**Problem statement**
The records follow. Copy them exactly, but omit the pictures.

(Task material)

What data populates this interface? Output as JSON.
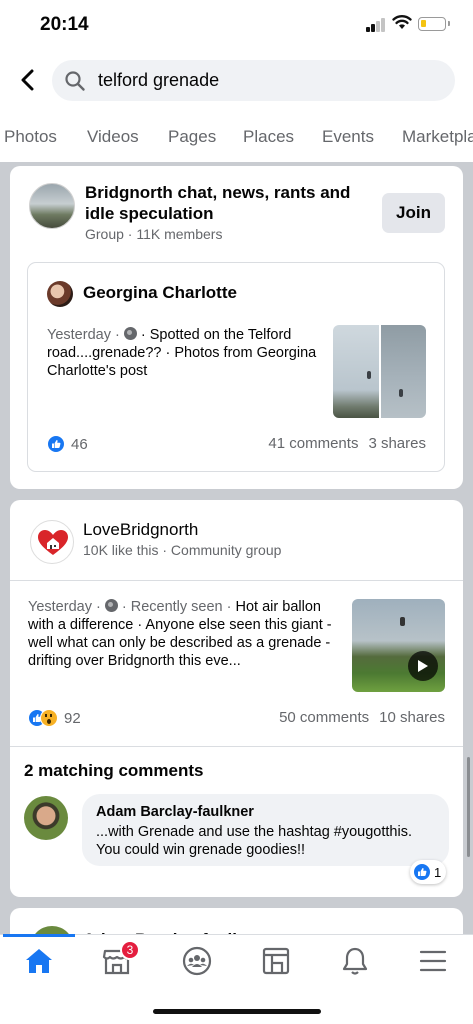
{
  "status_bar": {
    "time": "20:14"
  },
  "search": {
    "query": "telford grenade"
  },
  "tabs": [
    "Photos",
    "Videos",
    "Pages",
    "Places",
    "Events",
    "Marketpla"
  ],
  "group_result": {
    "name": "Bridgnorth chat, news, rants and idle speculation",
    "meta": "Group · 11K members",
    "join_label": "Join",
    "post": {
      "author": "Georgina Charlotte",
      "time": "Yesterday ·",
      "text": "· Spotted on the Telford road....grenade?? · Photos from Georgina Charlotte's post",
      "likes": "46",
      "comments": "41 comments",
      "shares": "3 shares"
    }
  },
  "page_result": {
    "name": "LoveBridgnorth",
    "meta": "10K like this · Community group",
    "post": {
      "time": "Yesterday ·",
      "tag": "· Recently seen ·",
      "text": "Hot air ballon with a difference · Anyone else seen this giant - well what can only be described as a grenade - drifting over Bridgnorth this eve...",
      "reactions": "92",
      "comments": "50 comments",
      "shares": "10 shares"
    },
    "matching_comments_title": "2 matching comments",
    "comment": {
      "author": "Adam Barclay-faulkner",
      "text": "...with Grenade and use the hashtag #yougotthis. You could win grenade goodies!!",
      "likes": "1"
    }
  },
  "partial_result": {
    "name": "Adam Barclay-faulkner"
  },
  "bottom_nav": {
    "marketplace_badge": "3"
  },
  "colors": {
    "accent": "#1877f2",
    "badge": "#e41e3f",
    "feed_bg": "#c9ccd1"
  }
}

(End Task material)

**Answer below**
What data populates this interface? Output as JSON.
{
  "status_bar": {
    "time": "20:14"
  },
  "search": {
    "query": "telford grenade"
  },
  "tabs": [
    "Photos",
    "Videos",
    "Pages",
    "Places",
    "Events",
    "Marketpla"
  ],
  "group_result": {
    "name": "Bridgnorth chat, news, rants and idle speculation",
    "meta": "Group · 11K members",
    "join_label": "Join",
    "post": {
      "author": "Georgina Charlotte",
      "time": "Yesterday ·",
      "text": "· Spotted on the Telford road....grenade?? · Photos from Georgina Charlotte's post",
      "likes": "46",
      "comments": "41 comments",
      "shares": "3 shares"
    }
  },
  "page_result": {
    "name": "LoveBridgnorth",
    "meta": "10K like this · Community group",
    "post": {
      "time": "Yesterday ·",
      "tag": "· Recently seen ·",
      "text": "Hot air ballon with a difference · Anyone else seen this giant - well what can only be described as a grenade - drifting over Bridgnorth this eve...",
      "reactions": "92",
      "comments": "50 comments",
      "shares": "10 shares"
    },
    "matching_comments_title": "2 matching comments",
    "comment": {
      "author": "Adam Barclay-faulkner",
      "text": "...with Grenade and use the hashtag #yougotthis. You could win grenade goodies!!",
      "likes": "1"
    }
  },
  "partial_result": {
    "name": "Adam Barclay-faulkner"
  },
  "bottom_nav": {
    "marketplace_badge": "3"
  },
  "colors": {
    "accent": "#1877f2",
    "badge": "#e41e3f",
    "feed_bg": "#c9ccd1"
  }
}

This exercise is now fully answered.